» **WORK INSTRUCTIONS**
Count the lines of data below that include "JSON". Provide only the number.

Saved entries
= Beginning of Section =

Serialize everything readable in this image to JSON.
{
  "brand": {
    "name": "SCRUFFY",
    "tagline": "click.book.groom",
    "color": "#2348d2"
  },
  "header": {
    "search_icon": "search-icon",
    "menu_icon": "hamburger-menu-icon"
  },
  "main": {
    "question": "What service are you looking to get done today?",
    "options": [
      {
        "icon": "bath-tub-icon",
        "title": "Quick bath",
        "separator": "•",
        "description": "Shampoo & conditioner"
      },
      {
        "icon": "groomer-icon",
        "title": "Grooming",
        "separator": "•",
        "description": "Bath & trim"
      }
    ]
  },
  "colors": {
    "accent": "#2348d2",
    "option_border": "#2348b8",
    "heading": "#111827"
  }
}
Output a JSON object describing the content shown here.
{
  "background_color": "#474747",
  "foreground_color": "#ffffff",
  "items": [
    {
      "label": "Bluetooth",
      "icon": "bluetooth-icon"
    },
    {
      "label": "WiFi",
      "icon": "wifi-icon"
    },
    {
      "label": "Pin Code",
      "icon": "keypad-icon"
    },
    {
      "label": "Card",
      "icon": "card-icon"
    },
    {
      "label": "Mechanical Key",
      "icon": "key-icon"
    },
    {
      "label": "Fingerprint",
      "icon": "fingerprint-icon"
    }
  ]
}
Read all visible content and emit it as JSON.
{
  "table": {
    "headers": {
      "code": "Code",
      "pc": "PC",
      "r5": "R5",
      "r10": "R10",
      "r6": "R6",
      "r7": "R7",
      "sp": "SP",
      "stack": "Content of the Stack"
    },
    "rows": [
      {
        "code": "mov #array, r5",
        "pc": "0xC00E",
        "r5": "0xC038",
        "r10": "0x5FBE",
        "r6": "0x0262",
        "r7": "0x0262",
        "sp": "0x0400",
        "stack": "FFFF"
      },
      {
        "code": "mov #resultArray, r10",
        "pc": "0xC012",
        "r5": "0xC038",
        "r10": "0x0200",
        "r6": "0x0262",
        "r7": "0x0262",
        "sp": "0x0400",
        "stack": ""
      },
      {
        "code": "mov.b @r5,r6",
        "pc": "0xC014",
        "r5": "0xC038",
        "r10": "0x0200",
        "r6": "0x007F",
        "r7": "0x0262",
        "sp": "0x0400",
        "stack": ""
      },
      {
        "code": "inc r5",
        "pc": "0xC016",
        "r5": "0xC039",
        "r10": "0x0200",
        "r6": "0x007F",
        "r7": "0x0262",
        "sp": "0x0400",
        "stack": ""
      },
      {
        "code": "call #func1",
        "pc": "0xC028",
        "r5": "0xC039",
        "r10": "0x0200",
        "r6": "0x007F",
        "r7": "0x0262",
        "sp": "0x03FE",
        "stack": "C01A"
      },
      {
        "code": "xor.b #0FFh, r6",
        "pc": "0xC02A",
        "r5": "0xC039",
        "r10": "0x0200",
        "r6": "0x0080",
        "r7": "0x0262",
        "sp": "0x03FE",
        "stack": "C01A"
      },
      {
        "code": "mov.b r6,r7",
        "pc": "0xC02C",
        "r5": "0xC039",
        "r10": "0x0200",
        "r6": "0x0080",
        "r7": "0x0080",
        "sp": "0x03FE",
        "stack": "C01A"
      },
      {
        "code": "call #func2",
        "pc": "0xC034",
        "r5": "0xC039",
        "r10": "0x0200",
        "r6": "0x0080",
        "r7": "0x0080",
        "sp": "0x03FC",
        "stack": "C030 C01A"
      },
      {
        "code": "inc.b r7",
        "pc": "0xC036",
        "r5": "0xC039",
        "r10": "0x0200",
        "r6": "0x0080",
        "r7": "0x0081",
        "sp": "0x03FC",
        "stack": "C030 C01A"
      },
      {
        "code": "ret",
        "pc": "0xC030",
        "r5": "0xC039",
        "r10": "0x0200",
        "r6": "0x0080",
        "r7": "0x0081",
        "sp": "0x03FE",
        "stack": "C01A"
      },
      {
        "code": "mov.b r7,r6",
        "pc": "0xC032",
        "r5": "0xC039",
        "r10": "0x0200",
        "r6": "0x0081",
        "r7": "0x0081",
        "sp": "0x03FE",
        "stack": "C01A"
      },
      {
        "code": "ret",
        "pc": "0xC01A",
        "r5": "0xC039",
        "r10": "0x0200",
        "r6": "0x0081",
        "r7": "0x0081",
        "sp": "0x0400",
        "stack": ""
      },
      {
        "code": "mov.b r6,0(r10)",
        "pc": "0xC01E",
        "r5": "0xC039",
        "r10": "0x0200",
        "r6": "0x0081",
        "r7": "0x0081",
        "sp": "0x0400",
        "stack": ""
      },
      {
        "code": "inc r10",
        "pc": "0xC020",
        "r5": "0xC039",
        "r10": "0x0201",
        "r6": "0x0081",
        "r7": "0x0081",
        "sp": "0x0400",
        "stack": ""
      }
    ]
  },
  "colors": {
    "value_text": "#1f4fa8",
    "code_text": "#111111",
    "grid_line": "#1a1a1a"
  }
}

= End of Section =

» **RESULT FOR THIS TASK**
3